• What is needed:
What you produce should be every line from the data that includes "Ctrl".

*** Available records Section Begins ***

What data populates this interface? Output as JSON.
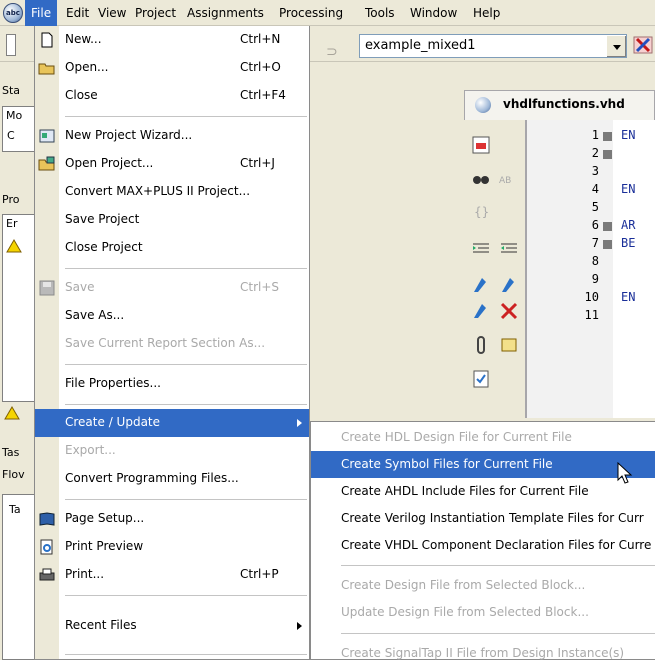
{
  "menubar": {
    "app_icon_text": "abc",
    "items": [
      "File",
      "Edit",
      "View",
      "Project",
      "Assignments",
      "Processing",
      "Tools",
      "Window",
      "Help"
    ]
  },
  "toolbar": {
    "project_combo_value": "example_mixed1"
  },
  "left_panels": {
    "top_title": "Sta",
    "top_col": "Mo",
    "top_cell": "C",
    "mid_title": "Pro",
    "mid_col": "Er",
    "tasks_title": "Tas",
    "flow_label": "Flov",
    "tasks_col": "Ta"
  },
  "editor": {
    "tab_title": "vhdlfunctions.vhd",
    "lines": [
      {
        "n": "1",
        "fold": true,
        "code": "EN"
      },
      {
        "n": "2",
        "fold": true,
        "code": ""
      },
      {
        "n": "3",
        "fold": false,
        "code": ""
      },
      {
        "n": "4",
        "fold": false,
        "code": "EN"
      },
      {
        "n": "5",
        "fold": false,
        "code": ""
      },
      {
        "n": "6",
        "fold": true,
        "code": "AR"
      },
      {
        "n": "7",
        "fold": true,
        "code": "BE"
      },
      {
        "n": "8",
        "fold": false,
        "code": ""
      },
      {
        "n": "9",
        "fold": false,
        "code": ""
      },
      {
        "n": "10",
        "fold": false,
        "code": "EN"
      },
      {
        "n": "11",
        "fold": false,
        "code": ""
      }
    ]
  },
  "file_menu": {
    "new": {
      "label": "New...",
      "shortcut": "Ctrl+N"
    },
    "open": {
      "label": "Open...",
      "shortcut": "Ctrl+O"
    },
    "close": {
      "label": "Close",
      "shortcut": "Ctrl+F4"
    },
    "new_project_wizard": {
      "label": "New Project Wizard..."
    },
    "open_project": {
      "label": "Open Project...",
      "shortcut": "Ctrl+J"
    },
    "convert_maxplus": {
      "label": "Convert MAX+PLUS II Project..."
    },
    "save_project": {
      "label": "Save Project"
    },
    "close_project": {
      "label": "Close Project"
    },
    "save": {
      "label": "Save",
      "shortcut": "Ctrl+S"
    },
    "save_as": {
      "label": "Save As..."
    },
    "save_report": {
      "label": "Save Current Report Section As..."
    },
    "file_properties": {
      "label": "File Properties..."
    },
    "create_update": {
      "label": "Create / Update"
    },
    "export": {
      "label": "Export..."
    },
    "convert_programming": {
      "label": "Convert Programming Files..."
    },
    "page_setup": {
      "label": "Page Setup..."
    },
    "print_preview": {
      "label": "Print Preview"
    },
    "print": {
      "label": "Print...",
      "shortcut": "Ctrl+P"
    },
    "recent_files": {
      "label": "Recent Files"
    }
  },
  "create_submenu": {
    "items": [
      {
        "label": "Create HDL Design File for Current File",
        "enabled": false
      },
      {
        "label": "Create Symbol Files for Current File",
        "enabled": true,
        "selected": true
      },
      {
        "label": "Create AHDL Include Files for Current File",
        "enabled": true
      },
      {
        "label": "Create Verilog Instantiation Template Files for Curr",
        "enabled": true
      },
      {
        "label": "Create VHDL Component Declaration Files for Curre",
        "enabled": true
      },
      {
        "label": "Create Design File from Selected Block...",
        "enabled": false
      },
      {
        "label": "Update Design File from Selected Block...",
        "enabled": false
      },
      {
        "label": "Create SignalTap II File from Design Instance(s)",
        "enabled": false
      }
    ]
  },
  "colors": {
    "highlight": "#316ac5",
    "menu_bg": "#ffffff",
    "chrome": "#ece9d8",
    "disabled_text": "#a9a9a9"
  }
}
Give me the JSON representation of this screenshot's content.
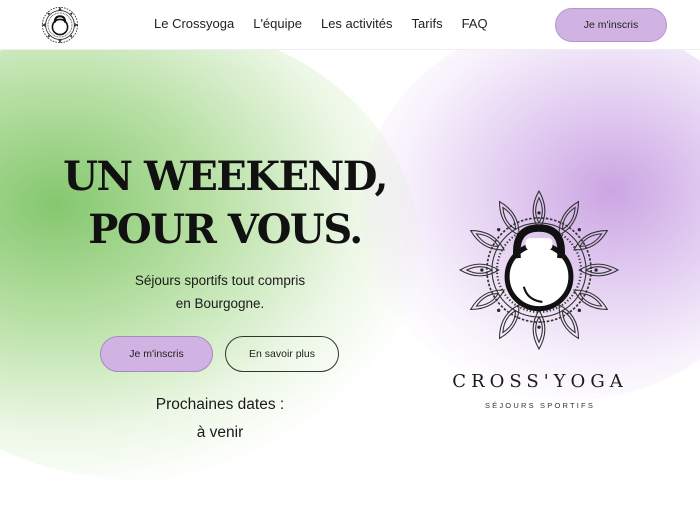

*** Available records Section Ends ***

• Result of this exercise:
      "shortcut": "Ctrl+N"
      "shortcut": "Ctrl+O"
      "shortcut": "Ctrl+F4"
      "shortcut": "Ctrl+J"
      "shortcut": "Ctrl+S"
      "shortcut": "Ctrl+P"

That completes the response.